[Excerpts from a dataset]
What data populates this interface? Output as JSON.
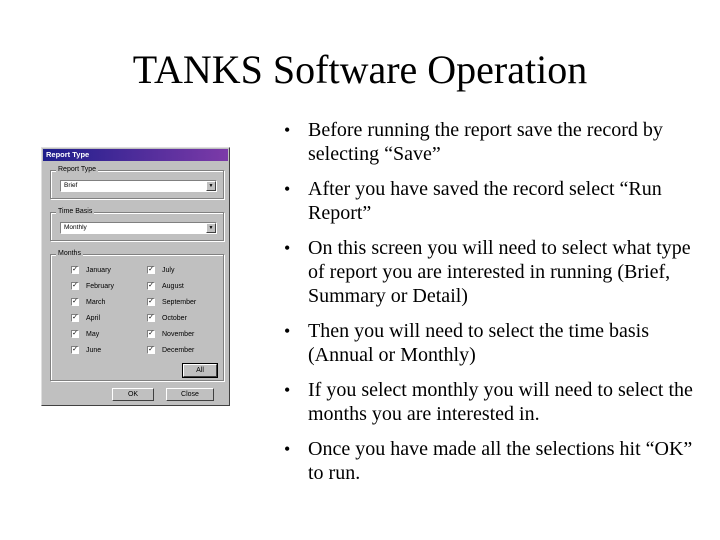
{
  "slide": {
    "title": "TANKS Software Operation",
    "bullets": [
      "Before running the report save the record by selecting “Save”",
      "After you have saved the record select “Run Report”",
      "On this screen you will need to select what type of report you are interested in running (Brief, Summary or Detail)",
      "Then you will need to select the time basis (Annual or Monthly)",
      "If you select monthly you will need to select the months you are interested in.",
      "Once you have made all the selections hit “OK” to run."
    ],
    "bullet_glyph": "•"
  },
  "dialog": {
    "title": "Report Type",
    "title_colors": [
      "#1e1e8c",
      "#7c3aa8"
    ],
    "report_type": {
      "label": "Report Type",
      "value": "Brief"
    },
    "time_basis": {
      "label": "Time Basis",
      "value": "Monthly"
    },
    "months": {
      "label": "Months",
      "left": [
        {
          "name": "January",
          "checked": true
        },
        {
          "name": "February",
          "checked": true
        },
        {
          "name": "March",
          "checked": true
        },
        {
          "name": "April",
          "checked": true
        },
        {
          "name": "May",
          "checked": true
        },
        {
          "name": "June",
          "checked": true
        }
      ],
      "right": [
        {
          "name": "July",
          "checked": true
        },
        {
          "name": "August",
          "checked": true
        },
        {
          "name": "September",
          "checked": true
        },
        {
          "name": "October",
          "checked": true
        },
        {
          "name": "November",
          "checked": true
        },
        {
          "name": "December",
          "checked": true
        }
      ],
      "all_button": "All"
    },
    "ok_button": "OK",
    "close_button": "Close",
    "check_glyph": "✓",
    "arrow_glyph": "▼"
  }
}
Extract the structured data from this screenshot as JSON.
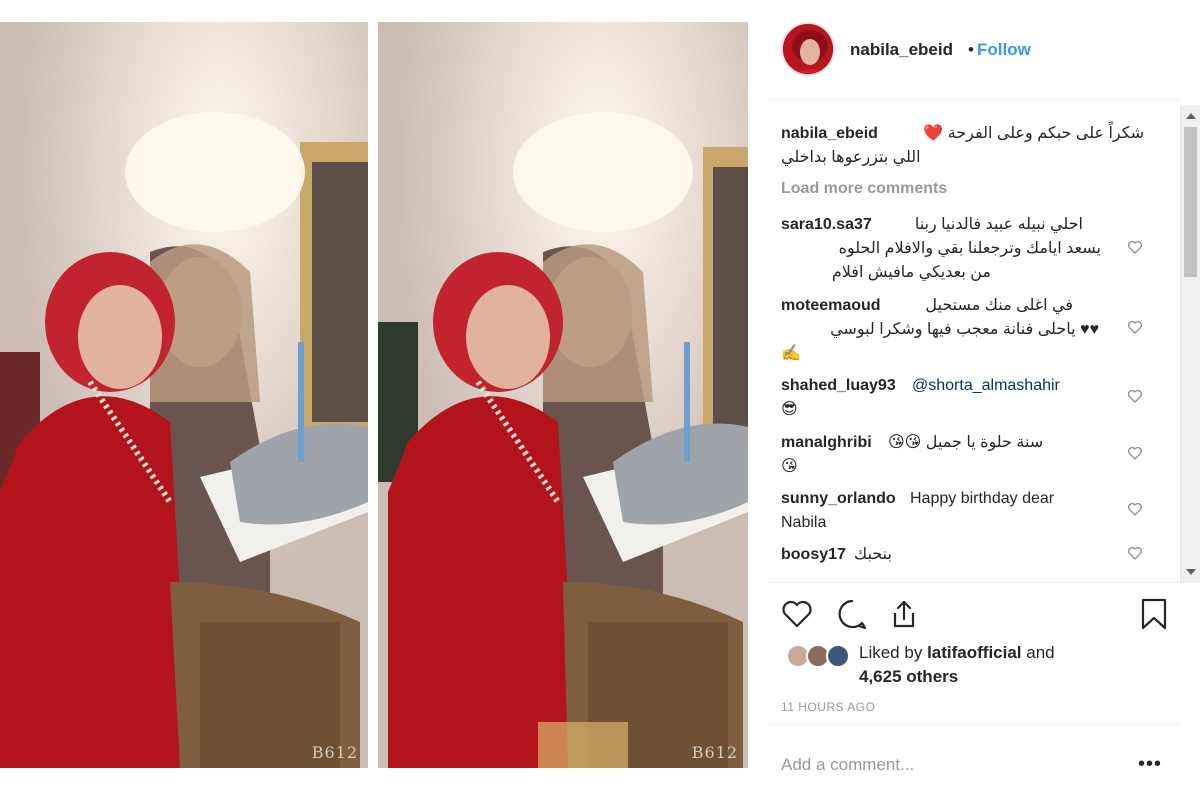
{
  "post": {
    "username": "nabila_ebeid",
    "separator": "•",
    "follow_label": "Follow",
    "watermark_left": "B612",
    "watermark_right": "B612"
  },
  "caption": {
    "username": "nabila_ebeid",
    "text_line1": "شكراً على حبكم وعلى الفرحة ❤️",
    "text_line2": "اللي بتزرعوها بداخلي"
  },
  "load_more": "Load more comments",
  "comments": [
    {
      "user": "sara10.sa37",
      "lines": [
        "احلي نبيله عبيد فالدنيا ربنا",
        "يسعد ايامك وترجعلنا بقي والافلام الحلوه",
        "من بعديكي مافيش افلام"
      ]
    },
    {
      "user": "moteemaoud",
      "lines": [
        "في اغلى منك مستحيل",
        "♥♥ ياحلى فنانة معجب فيها وشكرا لبوسي",
        "✍️"
      ]
    },
    {
      "user": "shahed_luay93",
      "mention": "@shorta_almashahir",
      "lines": [
        "😎"
      ]
    },
    {
      "user": "manalghribi",
      "lines": [
        "سنة حلوة يا جميل 😘😘",
        "😘"
      ]
    },
    {
      "user": "sunny_orlando",
      "lines": [
        "Happy birthday dear",
        "Nabila"
      ]
    },
    {
      "user": "boosy17",
      "lines": [
        "بنحبك"
      ]
    }
  ],
  "likes": {
    "prefix": "Liked by",
    "user": "latifaofficial",
    "suffix": "and",
    "others": "4,625 others"
  },
  "timestamp": "11 HOURS AGO",
  "add_comment_placeholder": "Add a comment...",
  "more_glyph": "•••",
  "icons": {
    "like": "heart-icon",
    "comment": "comment-icon",
    "share": "share-icon",
    "save": "bookmark-icon"
  },
  "colors": {
    "link": "#3897f0",
    "text": "#262626",
    "muted": "#999999",
    "border": "#efefef"
  }
}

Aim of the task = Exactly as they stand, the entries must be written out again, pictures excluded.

Answer for this exercise =
What data populates this interface? Output as JSON.
{
  "slide": {
    "title": "TANKS Software Operation",
    "bullets": [
      "Before running the report save the record by selecting “Save”",
      "After you have saved the record select “Run Report”",
      "On this screen you will need to select what type of report you are interested in running (Brief, Summary or Detail)",
      "Then you will need to select the time basis (Annual or Monthly)",
      "If you select monthly you will need to select the months you are interested in.",
      "Once you have made all the selections hit “OK” to run."
    ],
    "bullet_glyph": "•"
  },
  "dialog": {
    "title": "Report Type",
    "title_colors": [
      "#1e1e8c",
      "#7c3aa8"
    ],
    "report_type": {
      "label": "Report Type",
      "value": "Brief"
    },
    "time_basis": {
      "label": "Time Basis",
      "value": "Monthly"
    },
    "months": {
      "label": "Months",
      "left": [
        {
          "name": "January",
          "checked": true
        },
        {
          "name": "February",
          "checked": true
        },
        {
          "name": "March",
          "checked": true
        },
        {
          "name": "April",
          "checked": true
        },
        {
          "name": "May",
          "checked": true
        },
        {
          "name": "June",
          "checked": true
        }
      ],
      "right": [
        {
          "name": "July",
          "checked": true
        },
        {
          "name": "August",
          "checked": true
        },
        {
          "name": "September",
          "checked": true
        },
        {
          "name": "October",
          "checked": true
        },
        {
          "name": "November",
          "checked": true
        },
        {
          "name": "December",
          "checked": true
        }
      ],
      "all_button": "All"
    },
    "ok_button": "OK",
    "close_button": "Close",
    "check_glyph": "✓",
    "arrow_glyph": "▼"
  }
}
Extract the structured data from this screenshot as JSON.
{
  "post": {
    "username": "nabila_ebeid",
    "separator": "•",
    "follow_label": "Follow",
    "watermark_left": "B612",
    "watermark_right": "B612"
  },
  "caption": {
    "username": "nabila_ebeid",
    "text_line1": "شكراً على حبكم وعلى الفرحة ❤️",
    "text_line2": "اللي بتزرعوها بداخلي"
  },
  "load_more": "Load more comments",
  "comments": [
    {
      "user": "sara10.sa37",
      "lines": [
        "احلي نبيله عبيد فالدنيا ربنا",
        "يسعد ايامك وترجعلنا بقي والافلام الحلوه",
        "من بعديكي مافيش افلام"
      ]
    },
    {
      "user": "moteemaoud",
      "lines": [
        "في اغلى منك مستحيل",
        "♥♥ ياحلى فنانة معجب فيها وشكرا لبوسي",
        "✍️"
      ]
    },
    {
      "user": "shahed_luay93",
      "mention": "@shorta_almashahir",
      "lines": [
        "😎"
      ]
    },
    {
      "user": "manalghribi",
      "lines": [
        "سنة حلوة يا جميل 😘😘",
        "😘"
      ]
    },
    {
      "user": "sunny_orlando",
      "lines": [
        "Happy birthday dear",
        "Nabila"
      ]
    },
    {
      "user": "boosy17",
      "lines": [
        "بنحبك"
      ]
    }
  ],
  "likes": {
    "prefix": "Liked by",
    "user": "latifaofficial",
    "suffix": "and",
    "others": "4,625 others"
  },
  "timestamp": "11 HOURS AGO",
  "add_comment_placeholder": "Add a comment...",
  "more_glyph": "•••",
  "icons": {
    "like": "heart-icon",
    "comment": "comment-icon",
    "share": "share-icon",
    "save": "bookmark-icon"
  },
  "colors": {
    "link": "#3897f0",
    "text": "#262626",
    "muted": "#999999",
    "border": "#efefef"
  }
}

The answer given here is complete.